The two affectionately vie in telling their family stories, from growing up in the 1950s and ’60s in an educated Hindu family in India, moving (according to the dictates of their father’s career as an army doctor) from Pune, to Jabalpur, to Shillong to Delhi, attending the Irish Christian Brothers schools, forming their own cricket teams (Sanjiv was the better athlete, Deepak the scholar), and ultimately both resolving to study medicine – to the delight of their parents. Yet while each immigrated to New Jersey and then moved to Boston to study and pursue his specialty – with Sanjiv focusing on gastroenterology, Deepak on endocrinology – Deepak’s immersion in Transcendental Meditation led by the Maharishi Mahesh Yogi steered him back to traditional Indian practices, ironically. The bifurcated memoir depicts some fascinating aspects of Indian assimilation in America, and the often hilarious, touching cultural clash.

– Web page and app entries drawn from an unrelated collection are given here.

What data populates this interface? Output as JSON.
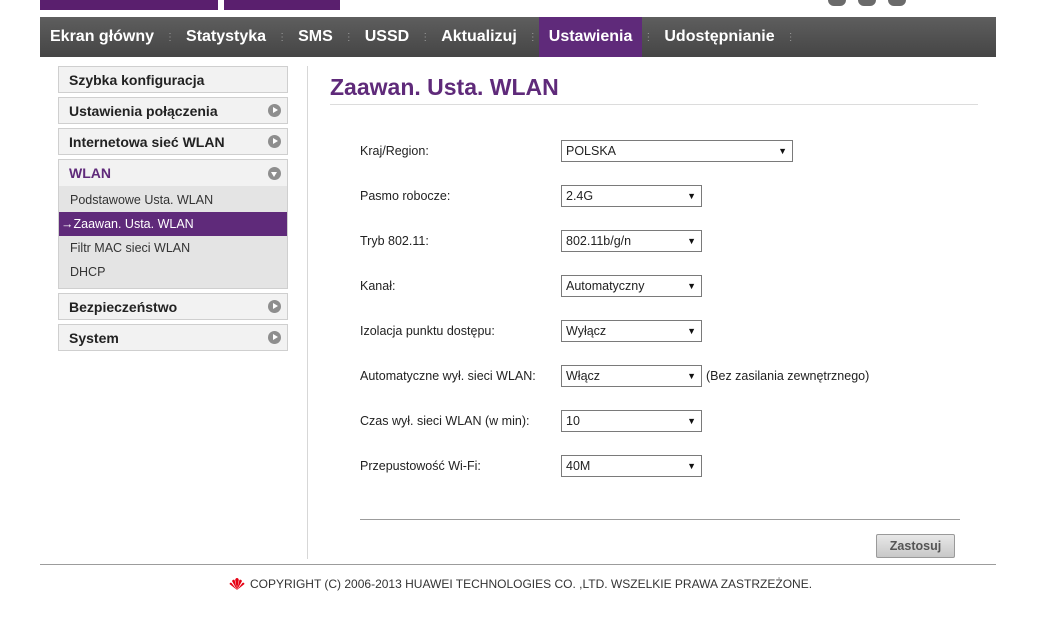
{
  "nav": {
    "tabs": [
      {
        "label": "Ekran główny"
      },
      {
        "label": "Statystyka"
      },
      {
        "label": "SMS"
      },
      {
        "label": "USSD"
      },
      {
        "label": "Aktualizuj"
      },
      {
        "label": "Ustawienia"
      },
      {
        "label": "Udostępnianie"
      }
    ],
    "active_tab": "Ustawienia"
  },
  "sidebar": {
    "items": [
      {
        "label": "Szybka konfiguracja"
      },
      {
        "label": "Ustawienia połączenia"
      },
      {
        "label": "Internetowa sieć WLAN"
      },
      {
        "label": "WLAN"
      },
      {
        "label": "Bezpieczeństwo"
      },
      {
        "label": "System"
      }
    ],
    "wlan_sub": [
      {
        "label": "Podstawowe Usta. WLAN"
      },
      {
        "label": "→Zaawan. Usta. WLAN"
      },
      {
        "label": "Filtr MAC sieci WLAN"
      },
      {
        "label": "DHCP"
      }
    ]
  },
  "main": {
    "title": "Zaawan. Usta. WLAN",
    "fields": [
      {
        "label": "Kraj/Region:",
        "value": "POLSKA"
      },
      {
        "label": "Pasmo robocze:",
        "value": "2.4G"
      },
      {
        "label": "Tryb 802.11:",
        "value": "802.11b/g/n"
      },
      {
        "label": "Kanał:",
        "value": "Automatyczny"
      },
      {
        "label": "Izolacja punktu dostępu:",
        "value": "Wyłącz"
      },
      {
        "label": "Automatyczne wył. sieci WLAN:",
        "value": "Włącz",
        "note": "(Bez zasilania zewnętrznego)"
      },
      {
        "label": "Czas wył. sieci WLAN (w min):",
        "value": "10"
      },
      {
        "label": "Przepustowość Wi-Fi:",
        "value": "40M"
      }
    ],
    "apply_label": "Zastosuj"
  },
  "footer": {
    "copyright": "COPYRIGHT (C) 2006-2013 HUAWEI TECHNOLOGIES CO. ,LTD. WSZELKIE PRAWA ZASTRZEŻONE."
  },
  "colors": {
    "accent": "#5f2a7a",
    "navbar": "#4f4f4f",
    "brand_logo": "#e60012"
  }
}
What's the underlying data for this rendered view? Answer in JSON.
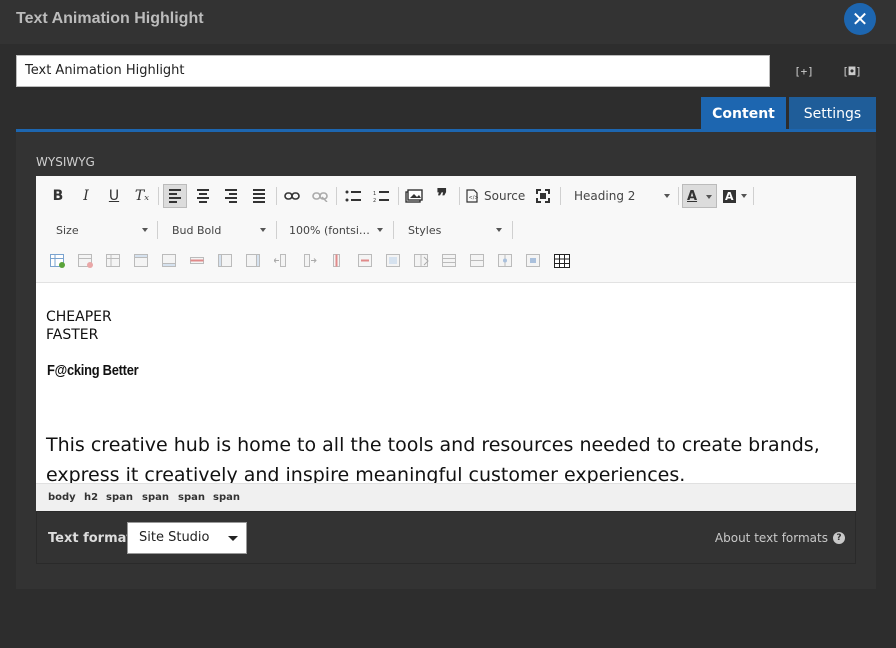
{
  "dialog": {
    "title": "Text Animation Highlight",
    "close_glyph": "✕"
  },
  "title_field": {
    "value": "Text Animation Highlight"
  },
  "header_buttons": {
    "expand_glyph": "[+]",
    "fullscreen_glyph": "[◘]"
  },
  "tabs": [
    {
      "label": "Content",
      "active": true
    },
    {
      "label": "Settings",
      "active": false
    }
  ],
  "field": {
    "label": "WYSIWYG"
  },
  "toolbar": {
    "row1": {
      "bold": "B",
      "italic": "I",
      "underline": "U",
      "clear_format": "Tₓ",
      "blockquote": "❞",
      "source_label": "Source",
      "format_combo": "Heading 2",
      "text_color": "A",
      "bg_color": "A"
    },
    "row2": {
      "size_combo": "Size",
      "font_combo": "Bud Bold",
      "zoom_combo": "100% (fontsi…",
      "styles_combo": "Styles"
    }
  },
  "content": {
    "line1": "CHEAPER",
    "line2": "FASTER",
    "heading": "F@cking Better",
    "paragraph": "This creative hub is home to all the tools and resources needed to create brands, express it creatively and inspire meaningful customer experiences."
  },
  "elements_path": [
    "body",
    "h2",
    "span",
    "span",
    "span",
    "span"
  ],
  "text_format": {
    "label": "Text format",
    "selected": "Site Studio",
    "about_link": "About text formats",
    "help_glyph": "?"
  },
  "colors": {
    "accent": "#1d66b0",
    "panel": "#333333",
    "background": "#2d2d2d"
  }
}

Two brothers, both doctors, reflect on a remarkable journey from their childhood in newly independent India to their success and renown in Obama's America. Throughout this dual memoir, the Chopra brothers insist they are two very different people, and they offer some evidence to support this contention. Readers, however, will more likely be struck by their similarities, by the common chords sounded as each takes over in alternating chapters to tell what amounts to a love story: their love of family, of medicine, of their native India and their adopted America. They shared schooling, games and friends as the privileged children of a prominent physician in a land where Western medicine was still new. Both came to America to complete their medical education, and, though they encountered some casual prejudice, both were happily surprised by the egalitarian nature of their training. They tell some interesting, frequently amusing stories about their personal and professional assimilation, and they explain their decisions to stay in the U.S., even as they maintain deep ties to their Indian heritage.
Deepak (co-author: Super Brain: Unleashing the Explosive Power of Your Mind to Maximize Health, Happiness, and Spiritual Well-Being, 2012, etc.) revisits his controversial embrace of alternative medicine and his decision to strike out on his own as a "professional outsider." He describes this as "the fork in the road" separating the siblings, but no great differences emerge from his younger brother's telling. Indeed, fearful only that his brother will be misunderstood, Sanjiv appears to accept most of Deepak's insights about the mind–body connection. Certainly, as a dean at Harvard Medical School, Sanjiv (co-author: Leadership by Example: The Ten Key Principles of All Great Leaders, 2012, etc.) is more closely tied to the medical establishment, but he remains intrigued and fully supportive of his brother's path-breaking career. A charmingly conversational tale of devotion – to each other and to the science and art of medicine.